Scottish Book Trust is a national charity changing lives through reading and writing. We inspire and support the people of Scotland to read and write for pleasure through programmes and outreach work that include:
- Gifting books to every child in Scotland to ensure families of all backgrounds can share the joy of books at home.
- Working with teachers to inspire children to develop a love of reading, creating innovative classroom activities, book awards and author events.
- Supporting Scotland’s diverse writing community with our training, awards and writing opportunities.
- Funding a range of author events for the public to enjoy and promoting Scottish writing to people worldwide.
Young Start, Big Lottery Fund
- The Big Lottery Fund supports the aspirations of people who want to make life better for their communities across the UK. We are responsible for giving out 40% of the money raised by the National Lottery and invest over £650 million a year in projects big and small in health, education, environment and charitable purposes.
- Since June 2004 we have awarded over £8.5 billion to projects across the UK that change the lives of millions of people. We supported communities to deliver 13,000 projects across the UK last year, thanks to National Lottery Funding.
- In September 2011 the Scottish Government formally issued instructions to the Big Lottery Fund to distribute dormant accounts funding for the benefit of Scotland’s voluntary and community sector.
- Dormant accounts are defined in the Dormant Bank and Building Society Accounts Act 2008 as those which have seen no customer-initiated activity for at least 15 years.
- Since the National Lottery began in 1994, £37 billion has been raised for Good Causes funding over 510,000 projects.
The Badenoch Trust
The Badenoch Trust has made grants to a wide-range of UK organisations since its inception. It is a long-standing supporter of the arts, community, education and sports, and seeks to raise the aspirations and improve the life chances of young people.
Gaelic Books Council
The Gaelic Books Council is the lead organisation with responsibility for supporting Scottish Gaelic authors and publishers, and for raising the profile and reach of Scottish Gaelic Books in Scotland and internationally.
National Library of Scotland
The National Library of Scotland is a major European research library and one of the world’s leading centres for the study of Scotland and the Scots - an information treasure trove for Scotland’s knowledge, history and culture.

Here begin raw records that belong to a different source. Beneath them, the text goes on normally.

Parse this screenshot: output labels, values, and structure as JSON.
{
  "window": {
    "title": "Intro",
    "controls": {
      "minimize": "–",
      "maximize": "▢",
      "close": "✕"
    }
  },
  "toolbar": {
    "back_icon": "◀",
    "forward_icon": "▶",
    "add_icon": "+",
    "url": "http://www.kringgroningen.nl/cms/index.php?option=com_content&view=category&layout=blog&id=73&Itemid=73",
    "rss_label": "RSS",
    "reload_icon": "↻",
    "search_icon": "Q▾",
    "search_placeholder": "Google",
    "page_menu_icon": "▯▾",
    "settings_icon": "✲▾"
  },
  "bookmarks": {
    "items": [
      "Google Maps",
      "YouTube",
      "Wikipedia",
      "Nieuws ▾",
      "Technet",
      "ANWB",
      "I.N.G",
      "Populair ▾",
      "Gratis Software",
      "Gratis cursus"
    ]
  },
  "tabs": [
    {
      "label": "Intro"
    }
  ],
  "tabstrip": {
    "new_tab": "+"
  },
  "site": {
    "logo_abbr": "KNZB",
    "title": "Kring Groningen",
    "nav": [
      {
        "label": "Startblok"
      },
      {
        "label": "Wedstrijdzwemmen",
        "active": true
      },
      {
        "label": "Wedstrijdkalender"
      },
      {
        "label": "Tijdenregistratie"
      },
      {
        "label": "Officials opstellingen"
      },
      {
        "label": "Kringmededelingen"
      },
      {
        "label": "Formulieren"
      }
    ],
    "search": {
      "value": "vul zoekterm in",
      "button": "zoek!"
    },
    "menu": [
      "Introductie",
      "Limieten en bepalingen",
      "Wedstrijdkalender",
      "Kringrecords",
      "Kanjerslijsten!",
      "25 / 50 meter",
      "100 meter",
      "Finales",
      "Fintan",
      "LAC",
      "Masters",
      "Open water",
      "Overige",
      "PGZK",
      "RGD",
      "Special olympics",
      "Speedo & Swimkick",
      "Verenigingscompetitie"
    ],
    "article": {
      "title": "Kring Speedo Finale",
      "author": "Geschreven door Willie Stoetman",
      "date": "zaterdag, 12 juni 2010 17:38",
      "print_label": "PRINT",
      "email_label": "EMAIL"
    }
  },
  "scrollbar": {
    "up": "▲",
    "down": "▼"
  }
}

The Library’s collections are of world-class importance. Key areas include digital material, rare books, manuscripts, maps, music, moving images, official publications, business information, science and technology, and the modern and foreign collections. The Library holds more than 26 million items dating back over 1000 years. This includes over fifteen million printed items, eight million manuscripts, two million maps and over 45,000 films and videos. Every week it collects around 4,000 new items. Around 80% of these are received free of charge in terms of Legal Deposit legislation. Further information is available at www.nls.uk